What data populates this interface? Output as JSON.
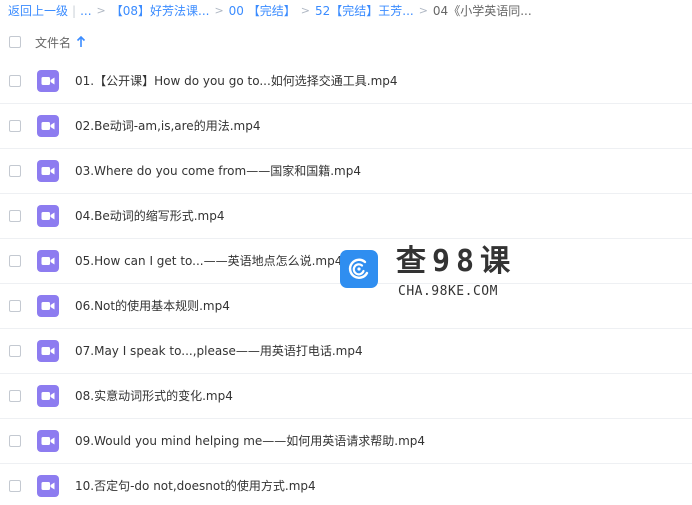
{
  "breadcrumb": {
    "back": "返回上一级",
    "ellipsis": "...",
    "items": [
      "【08】好芳法课...",
      "00 【完结】",
      "52【完结】王芳..."
    ],
    "current": "04《小学英语同..."
  },
  "header": {
    "column_label": "文件名"
  },
  "files": [
    "01.【公开课】How do you go to...如何选择交通工具.mp4",
    "02.Be动词-am,is,are的用法.mp4",
    "03.Where do you come from——国家和国籍.mp4",
    "04.Be动词的缩写形式.mp4",
    "05.How can I get to...——英语地点怎么说.mp4",
    "06.Not的使用基本规则.mp4",
    "07.May I speak to...,please——用英语打电话.mp4",
    "08.实意动词形式的变化.mp4",
    "09.Would you mind helping me——如何用英语请求帮助.mp4",
    "10.否定句-do not,doesnot的使用方式.mp4"
  ],
  "watermark": {
    "title": "查98课",
    "subtitle": "CHA.98KE.COM"
  },
  "colors": {
    "link": "#3b8cff",
    "video_icon": "#8d7cf0",
    "logo": "#2f8ef0"
  }
}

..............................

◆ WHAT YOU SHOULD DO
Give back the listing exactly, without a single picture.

◆ ANSWER FOR THE TASK
What data populates this interface? Output as JSON.
{
  "breadcrumb": {
    "back": "返回上一级",
    "ellipsis": "...",
    "items": [
      "【08】好芳法课...",
      "00 【完结】",
      "52【完结】王芳..."
    ],
    "current": "04《小学英语同..."
  },
  "header": {
    "column_label": "文件名"
  },
  "files": [
    "01.【公开课】How do you go to...如何选择交通工具.mp4",
    "02.Be动词-am,is,are的用法.mp4",
    "03.Where do you come from——国家和国籍.mp4",
    "04.Be动词的缩写形式.mp4",
    "05.How can I get to...——英语地点怎么说.mp4",
    "06.Not的使用基本规则.mp4",
    "07.May I speak to...,please——用英语打电话.mp4",
    "08.实意动词形式的变化.mp4",
    "09.Would you mind helping me——如何用英语请求帮助.mp4",
    "10.否定句-do not,doesnot的使用方式.mp4"
  ],
  "watermark": {
    "title": "查98课",
    "subtitle": "CHA.98KE.COM"
  },
  "colors": {
    "link": "#3b8cff",
    "video_icon": "#8d7cf0",
    "logo": "#2f8ef0"
  }
}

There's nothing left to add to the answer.